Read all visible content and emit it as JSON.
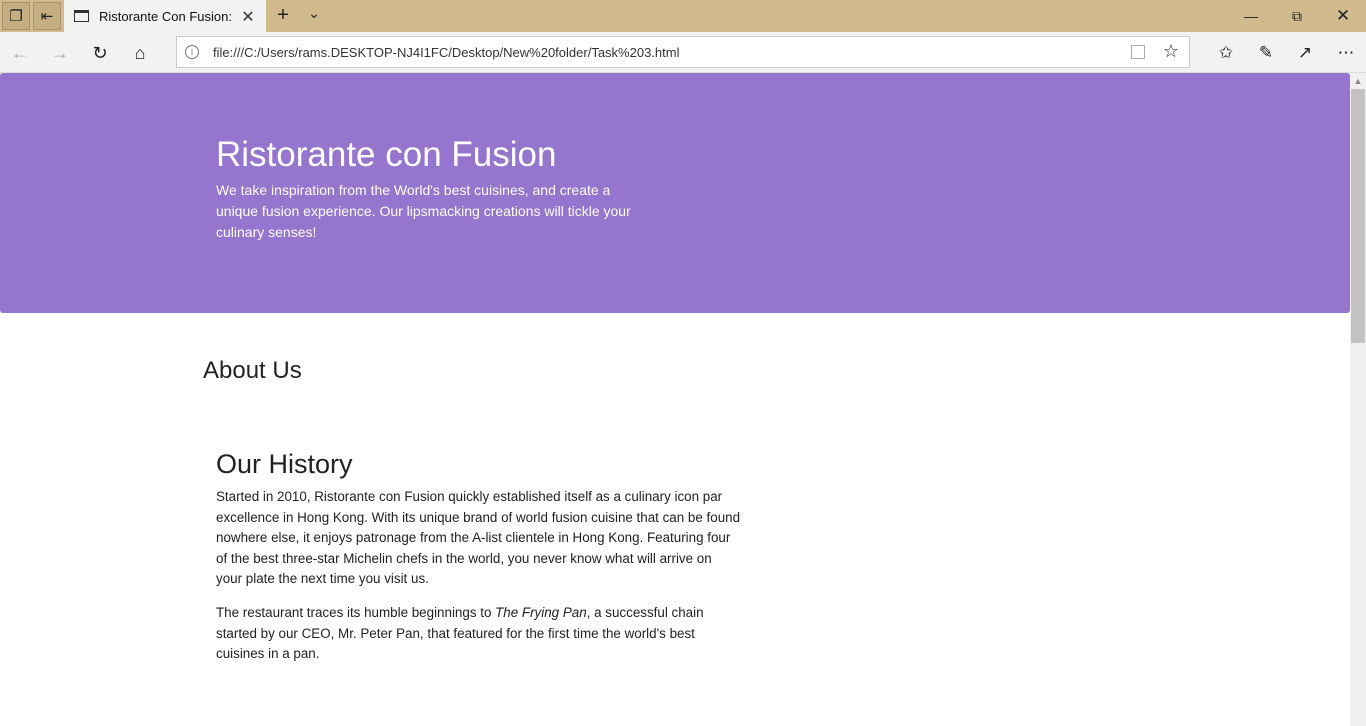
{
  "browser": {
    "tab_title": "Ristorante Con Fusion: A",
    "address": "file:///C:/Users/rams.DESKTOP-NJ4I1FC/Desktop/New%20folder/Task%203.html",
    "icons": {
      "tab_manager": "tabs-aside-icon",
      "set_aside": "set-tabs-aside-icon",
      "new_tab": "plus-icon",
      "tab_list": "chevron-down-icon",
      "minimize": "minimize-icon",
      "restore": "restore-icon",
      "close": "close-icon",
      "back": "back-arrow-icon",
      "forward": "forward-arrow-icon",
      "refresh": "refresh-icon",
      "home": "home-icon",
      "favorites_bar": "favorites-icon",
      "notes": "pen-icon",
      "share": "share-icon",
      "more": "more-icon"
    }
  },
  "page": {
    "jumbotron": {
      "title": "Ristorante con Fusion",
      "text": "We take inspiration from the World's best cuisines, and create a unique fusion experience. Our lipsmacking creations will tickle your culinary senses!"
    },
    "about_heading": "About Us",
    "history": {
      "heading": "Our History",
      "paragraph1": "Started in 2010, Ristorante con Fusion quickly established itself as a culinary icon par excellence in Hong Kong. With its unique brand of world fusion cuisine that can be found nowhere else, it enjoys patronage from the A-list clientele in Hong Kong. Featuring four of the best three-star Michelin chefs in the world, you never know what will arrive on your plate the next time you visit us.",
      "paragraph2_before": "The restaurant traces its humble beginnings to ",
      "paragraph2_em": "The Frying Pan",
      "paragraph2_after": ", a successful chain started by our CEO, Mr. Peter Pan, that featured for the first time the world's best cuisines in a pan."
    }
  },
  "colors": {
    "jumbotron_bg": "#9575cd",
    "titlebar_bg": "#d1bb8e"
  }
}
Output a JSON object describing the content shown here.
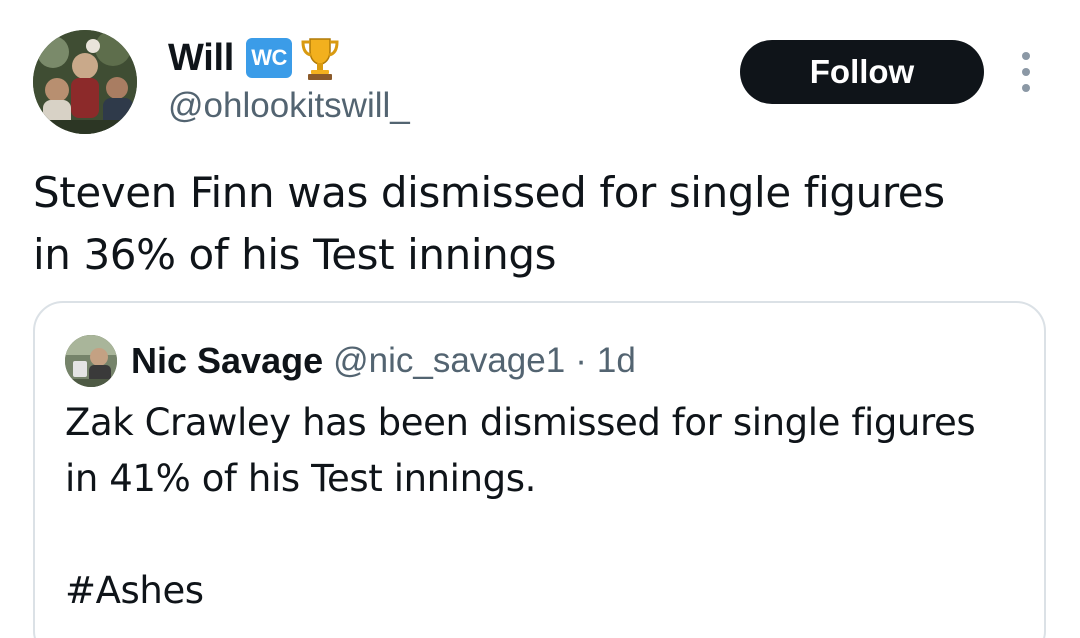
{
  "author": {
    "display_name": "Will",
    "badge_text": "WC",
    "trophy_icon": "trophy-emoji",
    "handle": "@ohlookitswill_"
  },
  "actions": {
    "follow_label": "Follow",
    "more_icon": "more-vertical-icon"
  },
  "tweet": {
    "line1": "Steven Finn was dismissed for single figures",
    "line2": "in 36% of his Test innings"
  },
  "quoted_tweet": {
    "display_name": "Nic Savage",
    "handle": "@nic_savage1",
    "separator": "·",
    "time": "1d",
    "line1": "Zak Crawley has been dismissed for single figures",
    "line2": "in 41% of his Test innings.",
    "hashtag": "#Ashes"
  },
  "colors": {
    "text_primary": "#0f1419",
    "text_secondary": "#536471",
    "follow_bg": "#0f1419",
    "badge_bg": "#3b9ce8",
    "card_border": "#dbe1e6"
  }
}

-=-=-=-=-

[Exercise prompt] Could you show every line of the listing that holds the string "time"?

[Exercise result]
      "paragraph1": "Started in 2010, Ristorante con Fusion quickly established itself as a culinary icon par excellence in Hong Kong. With its unique brand of world fusion cuisine that can be found nowhere else, it enjoys patronage from the A-list clientele in Hong Kong. Featuring four of the best three-star Michelin chefs in the world, you never know what will arrive on your plate the next time you visit us.",
      "paragraph2_after": ", a successful chain started by our CEO, Mr. Peter Pan, that featured for the first time the world's best cuisines in a pan."
    "time": "1d",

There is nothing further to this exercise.